### ASSIGNED TASK
Figure out how many lines in the records below hold the string "this". That number alone is the answer.

### Records from a dataset

§ §

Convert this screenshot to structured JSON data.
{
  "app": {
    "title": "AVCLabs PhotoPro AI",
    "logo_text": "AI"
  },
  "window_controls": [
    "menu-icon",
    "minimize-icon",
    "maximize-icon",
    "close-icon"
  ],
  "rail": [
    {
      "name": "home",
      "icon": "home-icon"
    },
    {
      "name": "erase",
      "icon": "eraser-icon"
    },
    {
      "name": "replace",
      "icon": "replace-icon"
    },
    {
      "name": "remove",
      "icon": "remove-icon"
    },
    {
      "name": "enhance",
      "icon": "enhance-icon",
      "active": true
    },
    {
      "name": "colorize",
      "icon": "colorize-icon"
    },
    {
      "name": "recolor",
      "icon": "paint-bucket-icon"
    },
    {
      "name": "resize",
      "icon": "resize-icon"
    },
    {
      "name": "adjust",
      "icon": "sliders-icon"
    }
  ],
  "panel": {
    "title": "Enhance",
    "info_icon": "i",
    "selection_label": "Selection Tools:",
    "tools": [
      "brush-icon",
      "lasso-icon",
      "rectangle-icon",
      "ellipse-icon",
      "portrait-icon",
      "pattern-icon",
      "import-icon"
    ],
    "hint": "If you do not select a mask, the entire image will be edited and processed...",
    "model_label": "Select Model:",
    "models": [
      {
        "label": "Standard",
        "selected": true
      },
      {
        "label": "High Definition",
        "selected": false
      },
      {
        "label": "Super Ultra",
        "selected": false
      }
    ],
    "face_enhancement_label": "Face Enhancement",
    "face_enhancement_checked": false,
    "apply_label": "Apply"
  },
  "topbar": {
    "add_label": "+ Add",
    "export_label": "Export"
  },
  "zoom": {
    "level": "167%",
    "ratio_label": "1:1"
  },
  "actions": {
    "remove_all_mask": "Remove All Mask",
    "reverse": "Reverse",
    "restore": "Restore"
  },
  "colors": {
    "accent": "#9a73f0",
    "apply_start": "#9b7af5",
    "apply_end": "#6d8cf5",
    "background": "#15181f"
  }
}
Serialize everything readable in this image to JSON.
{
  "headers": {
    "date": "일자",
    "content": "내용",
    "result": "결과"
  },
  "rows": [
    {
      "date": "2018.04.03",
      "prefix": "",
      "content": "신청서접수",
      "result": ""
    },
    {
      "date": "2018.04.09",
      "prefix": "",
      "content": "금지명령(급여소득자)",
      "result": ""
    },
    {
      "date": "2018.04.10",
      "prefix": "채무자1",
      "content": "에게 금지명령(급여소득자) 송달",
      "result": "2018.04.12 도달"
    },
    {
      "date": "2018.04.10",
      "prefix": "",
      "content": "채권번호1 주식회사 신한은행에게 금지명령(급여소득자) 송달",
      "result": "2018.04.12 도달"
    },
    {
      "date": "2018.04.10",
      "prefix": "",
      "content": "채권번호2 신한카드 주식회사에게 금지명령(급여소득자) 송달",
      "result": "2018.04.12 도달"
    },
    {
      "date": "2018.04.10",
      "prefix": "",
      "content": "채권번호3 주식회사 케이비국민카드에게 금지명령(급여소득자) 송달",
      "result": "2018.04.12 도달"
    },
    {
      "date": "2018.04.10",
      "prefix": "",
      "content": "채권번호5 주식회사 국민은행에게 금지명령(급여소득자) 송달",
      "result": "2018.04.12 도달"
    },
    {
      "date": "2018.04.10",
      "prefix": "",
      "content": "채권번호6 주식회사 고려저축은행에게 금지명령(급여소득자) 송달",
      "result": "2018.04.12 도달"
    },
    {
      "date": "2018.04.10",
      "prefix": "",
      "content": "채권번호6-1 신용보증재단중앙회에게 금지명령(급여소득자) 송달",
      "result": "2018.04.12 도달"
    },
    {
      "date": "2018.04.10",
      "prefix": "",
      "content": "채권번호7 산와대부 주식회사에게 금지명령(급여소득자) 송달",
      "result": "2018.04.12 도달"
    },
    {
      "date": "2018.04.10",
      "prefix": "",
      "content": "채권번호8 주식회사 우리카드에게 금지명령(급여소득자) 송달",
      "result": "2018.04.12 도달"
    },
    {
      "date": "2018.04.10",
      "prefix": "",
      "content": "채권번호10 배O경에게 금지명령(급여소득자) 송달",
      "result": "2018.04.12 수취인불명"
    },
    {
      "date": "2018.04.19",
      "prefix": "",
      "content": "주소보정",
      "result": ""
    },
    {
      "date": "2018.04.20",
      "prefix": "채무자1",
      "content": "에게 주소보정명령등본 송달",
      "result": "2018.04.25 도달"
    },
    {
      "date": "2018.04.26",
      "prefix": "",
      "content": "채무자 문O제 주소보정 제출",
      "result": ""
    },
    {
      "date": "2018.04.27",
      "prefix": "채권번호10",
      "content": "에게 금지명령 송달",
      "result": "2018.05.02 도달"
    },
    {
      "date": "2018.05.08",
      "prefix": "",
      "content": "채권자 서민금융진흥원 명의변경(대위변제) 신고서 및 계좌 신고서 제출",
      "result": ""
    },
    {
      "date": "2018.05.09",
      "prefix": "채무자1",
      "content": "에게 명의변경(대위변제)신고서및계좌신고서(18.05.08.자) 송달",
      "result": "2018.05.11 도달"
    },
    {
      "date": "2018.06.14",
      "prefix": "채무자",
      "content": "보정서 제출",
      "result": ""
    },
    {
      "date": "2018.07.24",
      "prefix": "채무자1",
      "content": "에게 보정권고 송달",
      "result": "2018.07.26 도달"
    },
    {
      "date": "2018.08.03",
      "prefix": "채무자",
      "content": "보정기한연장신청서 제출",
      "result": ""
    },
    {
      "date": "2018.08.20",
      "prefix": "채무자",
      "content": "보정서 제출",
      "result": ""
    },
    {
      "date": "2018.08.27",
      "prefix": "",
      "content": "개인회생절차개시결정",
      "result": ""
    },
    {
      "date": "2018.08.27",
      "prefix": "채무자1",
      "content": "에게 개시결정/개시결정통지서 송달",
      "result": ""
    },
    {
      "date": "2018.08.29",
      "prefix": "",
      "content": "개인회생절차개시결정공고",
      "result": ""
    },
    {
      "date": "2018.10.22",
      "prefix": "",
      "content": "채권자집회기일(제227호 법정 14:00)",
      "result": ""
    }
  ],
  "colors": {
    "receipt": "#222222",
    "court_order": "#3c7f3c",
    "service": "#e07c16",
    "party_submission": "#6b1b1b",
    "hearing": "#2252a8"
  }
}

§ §

### TASK RESPONSE
2